All the entries, exactly as they read, must be written out again.

Dataset rows describing interfaces:
════════════════════
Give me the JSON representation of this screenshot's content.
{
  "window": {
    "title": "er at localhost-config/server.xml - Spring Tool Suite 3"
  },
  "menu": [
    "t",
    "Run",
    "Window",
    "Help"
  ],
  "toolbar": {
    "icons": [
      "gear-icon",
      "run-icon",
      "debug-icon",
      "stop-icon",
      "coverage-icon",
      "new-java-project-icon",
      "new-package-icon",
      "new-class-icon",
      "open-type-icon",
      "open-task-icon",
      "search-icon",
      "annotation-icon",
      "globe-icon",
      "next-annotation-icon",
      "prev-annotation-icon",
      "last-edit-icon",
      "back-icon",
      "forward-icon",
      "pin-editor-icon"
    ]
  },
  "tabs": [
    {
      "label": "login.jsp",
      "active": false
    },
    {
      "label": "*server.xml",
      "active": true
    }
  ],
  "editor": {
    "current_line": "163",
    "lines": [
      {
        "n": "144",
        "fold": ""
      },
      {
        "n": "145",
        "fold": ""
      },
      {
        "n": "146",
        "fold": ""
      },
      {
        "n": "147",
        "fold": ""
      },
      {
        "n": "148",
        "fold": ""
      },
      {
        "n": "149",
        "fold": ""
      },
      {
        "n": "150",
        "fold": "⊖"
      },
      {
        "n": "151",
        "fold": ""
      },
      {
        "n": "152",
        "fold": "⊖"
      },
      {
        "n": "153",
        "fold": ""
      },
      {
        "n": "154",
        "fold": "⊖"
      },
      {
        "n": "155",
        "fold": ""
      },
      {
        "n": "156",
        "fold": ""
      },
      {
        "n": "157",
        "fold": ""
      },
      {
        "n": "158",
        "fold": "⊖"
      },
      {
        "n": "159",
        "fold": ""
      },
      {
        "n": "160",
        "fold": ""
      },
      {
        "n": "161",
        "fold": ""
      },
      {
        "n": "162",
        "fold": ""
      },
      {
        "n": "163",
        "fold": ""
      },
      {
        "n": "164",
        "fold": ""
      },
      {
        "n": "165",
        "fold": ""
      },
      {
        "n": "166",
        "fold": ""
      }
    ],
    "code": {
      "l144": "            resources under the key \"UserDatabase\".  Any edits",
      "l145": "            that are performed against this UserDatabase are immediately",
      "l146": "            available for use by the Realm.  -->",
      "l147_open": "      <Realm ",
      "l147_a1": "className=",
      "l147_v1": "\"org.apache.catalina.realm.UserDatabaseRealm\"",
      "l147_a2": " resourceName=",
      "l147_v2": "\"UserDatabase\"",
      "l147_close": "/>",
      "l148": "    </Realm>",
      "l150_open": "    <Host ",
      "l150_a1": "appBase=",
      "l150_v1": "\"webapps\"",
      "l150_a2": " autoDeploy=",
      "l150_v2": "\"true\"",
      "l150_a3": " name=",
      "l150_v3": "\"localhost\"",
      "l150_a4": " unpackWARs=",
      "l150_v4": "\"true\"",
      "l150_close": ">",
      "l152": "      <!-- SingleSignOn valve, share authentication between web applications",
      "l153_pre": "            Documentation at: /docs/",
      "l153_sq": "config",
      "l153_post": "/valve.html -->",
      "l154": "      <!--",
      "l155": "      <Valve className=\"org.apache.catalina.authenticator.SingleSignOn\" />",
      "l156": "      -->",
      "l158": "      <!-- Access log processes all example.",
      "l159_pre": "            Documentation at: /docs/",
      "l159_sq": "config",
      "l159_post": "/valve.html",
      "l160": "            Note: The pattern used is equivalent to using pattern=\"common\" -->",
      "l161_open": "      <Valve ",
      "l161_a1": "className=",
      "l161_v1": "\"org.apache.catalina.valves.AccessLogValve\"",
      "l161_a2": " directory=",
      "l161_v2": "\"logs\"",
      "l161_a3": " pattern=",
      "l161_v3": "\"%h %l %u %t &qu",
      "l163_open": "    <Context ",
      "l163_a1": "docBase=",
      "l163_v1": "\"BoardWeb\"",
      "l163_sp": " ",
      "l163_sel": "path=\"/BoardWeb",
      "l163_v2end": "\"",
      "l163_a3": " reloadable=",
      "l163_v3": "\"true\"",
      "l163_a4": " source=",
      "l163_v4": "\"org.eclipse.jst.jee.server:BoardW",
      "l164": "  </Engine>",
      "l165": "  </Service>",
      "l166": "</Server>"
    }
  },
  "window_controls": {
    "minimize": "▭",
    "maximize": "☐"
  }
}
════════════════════
Problem solution:
Give me the JSON representation of this screenshot's content.
{
  "window": {
    "title": "er at localhost-config/server.xml - Spring Tool Suite 3"
  },
  "menu": [
    "t",
    "Run",
    "Window",
    "Help"
  ],
  "toolbar": {
    "icons": [
      "gear-icon",
      "run-icon",
      "debug-icon",
      "stop-icon",
      "coverage-icon",
      "new-java-project-icon",
      "new-package-icon",
      "new-class-icon",
      "open-type-icon",
      "open-task-icon",
      "search-icon",
      "annotation-icon",
      "globe-icon",
      "next-annotation-icon",
      "prev-annotation-icon",
      "last-edit-icon",
      "back-icon",
      "forward-icon",
      "pin-editor-icon"
    ]
  },
  "tabs": [
    {
      "label": "login.jsp",
      "active": false
    },
    {
      "label": "*server.xml",
      "active": true
    }
  ],
  "editor": {
    "current_line": "163",
    "lines": [
      {
        "n": "144",
        "fold": ""
      },
      {
        "n": "145",
        "fold": ""
      },
      {
        "n": "146",
        "fold": ""
      },
      {
        "n": "147",
        "fold": ""
      },
      {
        "n": "148",
        "fold": ""
      },
      {
        "n": "149",
        "fold": ""
      },
      {
        "n": "150",
        "fold": "⊖"
      },
      {
        "n": "151",
        "fold": ""
      },
      {
        "n": "152",
        "fold": "⊖"
      },
      {
        "n": "153",
        "fold": ""
      },
      {
        "n": "154",
        "fold": "⊖"
      },
      {
        "n": "155",
        "fold": ""
      },
      {
        "n": "156",
        "fold": ""
      },
      {
        "n": "157",
        "fold": ""
      },
      {
        "n": "158",
        "fold": "⊖"
      },
      {
        "n": "159",
        "fold": ""
      },
      {
        "n": "160",
        "fold": ""
      },
      {
        "n": "161",
        "fold": ""
      },
      {
        "n": "162",
        "fold": ""
      },
      {
        "n": "163",
        "fold": ""
      },
      {
        "n": "164",
        "fold": ""
      },
      {
        "n": "165",
        "fold": ""
      },
      {
        "n": "166",
        "fold": ""
      }
    ],
    "code": {
      "l144": "            resources under the key \"UserDatabase\".  Any edits",
      "l145": "            that are performed against this UserDatabase are immediately",
      "l146": "            available for use by the Realm.  -->",
      "l147_open": "      <Realm ",
      "l147_a1": "className=",
      "l147_v1": "\"org.apache.catalina.realm.UserDatabaseRealm\"",
      "l147_a2": " resourceName=",
      "l147_v2": "\"UserDatabase\"",
      "l147_close": "/>",
      "l148": "    </Realm>",
      "l150_open": "    <Host ",
      "l150_a1": "appBase=",
      "l150_v1": "\"webapps\"",
      "l150_a2": " autoDeploy=",
      "l150_v2": "\"true\"",
      "l150_a3": " name=",
      "l150_v3": "\"localhost\"",
      "l150_a4": " unpackWARs=",
      "l150_v4": "\"true\"",
      "l150_close": ">",
      "l152": "      <!-- SingleSignOn valve, share authentication between web applications",
      "l153_pre": "            Documentation at: /docs/",
      "l153_sq": "config",
      "l153_post": "/valve.html -->",
      "l154": "      <!--",
      "l155": "      <Valve className=\"org.apache.catalina.authenticator.SingleSignOn\" />",
      "l156": "      -->",
      "l158": "      <!-- Access log processes all example.",
      "l159_pre": "            Documentation at: /docs/",
      "l159_sq": "config",
      "l159_post": "/valve.html",
      "l160": "            Note: The pattern used is equivalent to using pattern=\"common\" -->",
      "l161_open": "      <Valve ",
      "l161_a1": "className=",
      "l161_v1": "\"org.apache.catalina.valves.AccessLogValve\"",
      "l161_a2": " directory=",
      "l161_v2": "\"logs\"",
      "l161_a3": " pattern=",
      "l161_v3": "\"%h %l %u %t &qu",
      "l163_open": "    <Context ",
      "l163_a1": "docBase=",
      "l163_v1": "\"BoardWeb\"",
      "l163_sp": " ",
      "l163_sel": "path=\"/BoardWeb",
      "l163_v2end": "\"",
      "l163_a3": " reloadable=",
      "l163_v3": "\"true\"",
      "l163_a4": " source=",
      "l163_v4": "\"org.eclipse.jst.jee.server:BoardW",
      "l164": "  </Engine>",
      "l165": "  </Service>",
      "l166": "</Server>"
    }
  },
  "window_controls": {
    "minimize": "▭",
    "maximize": "☐"
  }
}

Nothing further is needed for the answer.